TADO: We both started collecting things back at university. Some of the first pieces we saw were the original prototypes for Pete Fowler’s Monsterism series at a shop/gallery called Artomatic in London. We had both grown up with comics and had a few figures from that background but it was Pete’s mini-figures and the huge hand-made ones he did that really caught our enthusiasm. We quickly got into Michael Lau, Eric So, Kaws, the Unkle/Bape figures etc from there. We still hunt for a lot of stuff from back then!
JB: What were some of the most recent additions to your toy shrine?
TADO: The last toys we picked up were a big haul of Eric So’s Estate Kids and Sprite Kids. We met up with a friend of ours from back in the day who was having a clearout (thanks Tom!) and exchanged cash and cardboard boxes in the back of a car! We’ve almost completed the Estate’s now. In terms of up-to-date stuff, the last pieces we got were some originals from Dehara’s ‘Panty Flash’ show at Giant Robot and Le Merdes Megalith from the wonderful people at Rotofugi.
JB: What the heck ever happened to Flying Cat and Furi Furi?!
TADO: The Flying Cat story is a bit of a sad one; we know a lot of people were upset when it fizzled out.
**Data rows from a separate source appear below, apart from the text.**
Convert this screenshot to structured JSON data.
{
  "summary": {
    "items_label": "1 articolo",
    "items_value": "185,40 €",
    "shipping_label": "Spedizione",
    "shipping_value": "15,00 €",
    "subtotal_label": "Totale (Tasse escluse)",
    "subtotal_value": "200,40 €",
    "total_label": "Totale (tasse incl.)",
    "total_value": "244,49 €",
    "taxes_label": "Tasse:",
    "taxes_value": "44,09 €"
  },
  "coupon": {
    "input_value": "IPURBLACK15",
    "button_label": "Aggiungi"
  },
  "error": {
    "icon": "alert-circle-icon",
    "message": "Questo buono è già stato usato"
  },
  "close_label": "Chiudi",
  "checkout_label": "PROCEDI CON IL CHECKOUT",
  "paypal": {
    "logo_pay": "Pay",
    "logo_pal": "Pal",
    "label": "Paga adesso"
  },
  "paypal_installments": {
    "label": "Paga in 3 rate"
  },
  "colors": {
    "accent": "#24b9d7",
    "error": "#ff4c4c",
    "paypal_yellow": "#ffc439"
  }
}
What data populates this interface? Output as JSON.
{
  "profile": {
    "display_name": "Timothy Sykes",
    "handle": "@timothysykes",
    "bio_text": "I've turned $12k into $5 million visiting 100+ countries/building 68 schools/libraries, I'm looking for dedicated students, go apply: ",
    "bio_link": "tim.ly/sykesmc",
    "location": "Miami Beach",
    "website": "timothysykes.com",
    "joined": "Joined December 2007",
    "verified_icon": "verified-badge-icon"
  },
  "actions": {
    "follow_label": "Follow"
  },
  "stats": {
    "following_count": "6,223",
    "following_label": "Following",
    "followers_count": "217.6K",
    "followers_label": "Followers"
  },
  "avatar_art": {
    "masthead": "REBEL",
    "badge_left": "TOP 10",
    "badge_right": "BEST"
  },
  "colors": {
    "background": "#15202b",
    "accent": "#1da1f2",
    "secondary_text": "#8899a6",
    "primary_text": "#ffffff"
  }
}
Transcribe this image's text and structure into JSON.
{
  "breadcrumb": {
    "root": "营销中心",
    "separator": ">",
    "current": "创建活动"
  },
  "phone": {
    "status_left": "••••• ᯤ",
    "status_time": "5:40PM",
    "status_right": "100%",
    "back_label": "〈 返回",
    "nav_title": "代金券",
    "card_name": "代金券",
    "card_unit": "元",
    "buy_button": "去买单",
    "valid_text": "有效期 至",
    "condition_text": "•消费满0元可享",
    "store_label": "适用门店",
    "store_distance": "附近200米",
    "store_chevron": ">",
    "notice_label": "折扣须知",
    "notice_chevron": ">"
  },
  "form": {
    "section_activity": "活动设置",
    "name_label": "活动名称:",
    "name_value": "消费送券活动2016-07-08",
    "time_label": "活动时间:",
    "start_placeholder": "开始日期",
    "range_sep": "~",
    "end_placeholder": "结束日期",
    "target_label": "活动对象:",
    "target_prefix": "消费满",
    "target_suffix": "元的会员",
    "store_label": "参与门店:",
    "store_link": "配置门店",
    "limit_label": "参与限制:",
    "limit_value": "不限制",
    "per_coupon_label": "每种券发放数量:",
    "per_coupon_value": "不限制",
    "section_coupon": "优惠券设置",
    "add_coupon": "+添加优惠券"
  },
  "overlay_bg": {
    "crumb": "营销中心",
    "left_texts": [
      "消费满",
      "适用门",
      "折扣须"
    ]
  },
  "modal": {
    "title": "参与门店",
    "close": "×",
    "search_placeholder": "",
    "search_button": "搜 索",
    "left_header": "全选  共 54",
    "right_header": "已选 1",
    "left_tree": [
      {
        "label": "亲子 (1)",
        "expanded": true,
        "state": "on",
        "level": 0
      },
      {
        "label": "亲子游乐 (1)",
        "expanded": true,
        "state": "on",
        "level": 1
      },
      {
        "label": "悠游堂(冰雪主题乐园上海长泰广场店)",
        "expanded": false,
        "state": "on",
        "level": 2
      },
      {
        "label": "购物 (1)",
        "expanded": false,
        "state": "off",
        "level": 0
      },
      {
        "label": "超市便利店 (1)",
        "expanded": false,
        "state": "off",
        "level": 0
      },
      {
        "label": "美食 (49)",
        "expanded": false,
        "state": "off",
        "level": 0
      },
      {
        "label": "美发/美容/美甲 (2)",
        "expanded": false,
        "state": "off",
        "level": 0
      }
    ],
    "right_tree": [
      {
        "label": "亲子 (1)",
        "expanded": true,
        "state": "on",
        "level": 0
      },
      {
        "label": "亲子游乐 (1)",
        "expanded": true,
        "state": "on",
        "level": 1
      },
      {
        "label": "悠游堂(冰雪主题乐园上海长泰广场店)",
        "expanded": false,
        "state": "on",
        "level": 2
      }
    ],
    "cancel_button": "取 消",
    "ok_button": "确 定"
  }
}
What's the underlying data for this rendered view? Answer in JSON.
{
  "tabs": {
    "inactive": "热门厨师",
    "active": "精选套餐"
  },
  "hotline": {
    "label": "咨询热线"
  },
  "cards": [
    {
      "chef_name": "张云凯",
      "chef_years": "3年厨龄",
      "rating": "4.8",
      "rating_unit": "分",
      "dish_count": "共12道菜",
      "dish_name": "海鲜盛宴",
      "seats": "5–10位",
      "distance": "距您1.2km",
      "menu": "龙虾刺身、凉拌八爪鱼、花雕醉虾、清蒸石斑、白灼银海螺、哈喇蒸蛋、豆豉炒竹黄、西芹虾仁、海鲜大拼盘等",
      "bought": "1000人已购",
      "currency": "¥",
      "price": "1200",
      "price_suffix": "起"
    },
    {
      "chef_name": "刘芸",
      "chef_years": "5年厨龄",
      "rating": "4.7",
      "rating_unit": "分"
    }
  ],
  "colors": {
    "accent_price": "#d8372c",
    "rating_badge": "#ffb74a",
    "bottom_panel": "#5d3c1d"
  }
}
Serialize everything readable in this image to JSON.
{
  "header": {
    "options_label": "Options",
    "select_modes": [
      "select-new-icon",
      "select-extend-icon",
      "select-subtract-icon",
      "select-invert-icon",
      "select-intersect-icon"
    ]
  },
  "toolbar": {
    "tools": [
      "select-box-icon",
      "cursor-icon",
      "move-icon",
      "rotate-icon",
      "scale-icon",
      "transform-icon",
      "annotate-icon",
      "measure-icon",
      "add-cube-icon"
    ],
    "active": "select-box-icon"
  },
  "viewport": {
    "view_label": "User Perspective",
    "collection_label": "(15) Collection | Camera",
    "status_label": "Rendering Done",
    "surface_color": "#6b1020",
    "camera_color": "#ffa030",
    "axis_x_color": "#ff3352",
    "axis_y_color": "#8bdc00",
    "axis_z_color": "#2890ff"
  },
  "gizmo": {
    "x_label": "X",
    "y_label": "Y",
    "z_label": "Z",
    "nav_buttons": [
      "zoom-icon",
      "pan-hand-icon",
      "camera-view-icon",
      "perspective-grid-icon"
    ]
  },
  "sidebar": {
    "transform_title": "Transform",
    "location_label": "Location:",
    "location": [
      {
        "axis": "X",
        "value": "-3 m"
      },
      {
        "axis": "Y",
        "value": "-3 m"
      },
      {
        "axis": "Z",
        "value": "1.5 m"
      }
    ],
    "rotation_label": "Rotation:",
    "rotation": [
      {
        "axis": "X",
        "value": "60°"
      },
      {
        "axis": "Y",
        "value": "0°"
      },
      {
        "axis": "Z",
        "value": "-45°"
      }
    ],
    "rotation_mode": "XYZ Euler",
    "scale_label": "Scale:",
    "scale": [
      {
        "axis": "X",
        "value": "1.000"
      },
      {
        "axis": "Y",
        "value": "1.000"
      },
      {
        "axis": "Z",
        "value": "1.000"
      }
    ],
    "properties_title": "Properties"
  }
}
They made some fantastic toys and very much did their own thing back then. We were very proud to be working with them and The SissyFists are still our favourite toy that never made it into production! We still keep in touch with a lot of the artists who were involved with Flying Cat and Alan who ran the business. As for Furi Furi, again they did some amazing and defining stuff. We know Tei is still very much active but working as a lone-ninja. We’ve always been big fans of their stuff, and he’s continuing to put out great work.
JB: A Computer Arts story I read about you talked about how you went through one phase of drawing all your characters with fangs and another phase of drawing all your characters with big breasts…should you possibly do a quick reissue and mash-up to capitalize on the current pop culture obsession with sexy vampires?
TADO: Haha – we must have been well ahead of our time. The world at large simply wasn’t ready for three-titted, bipedal vampirebearhorses back then. We should definitely look into re-hashing some of that stuff!
JB: You did a poster for the World Wildlife Federation that reads in part: “Our World is Sick. What Can We Do About It?” What’s your personal answer?
TADO: We think there’s a lot people can do just by being nicer to each other on a day to day basis. That and people really should drive smaller cars!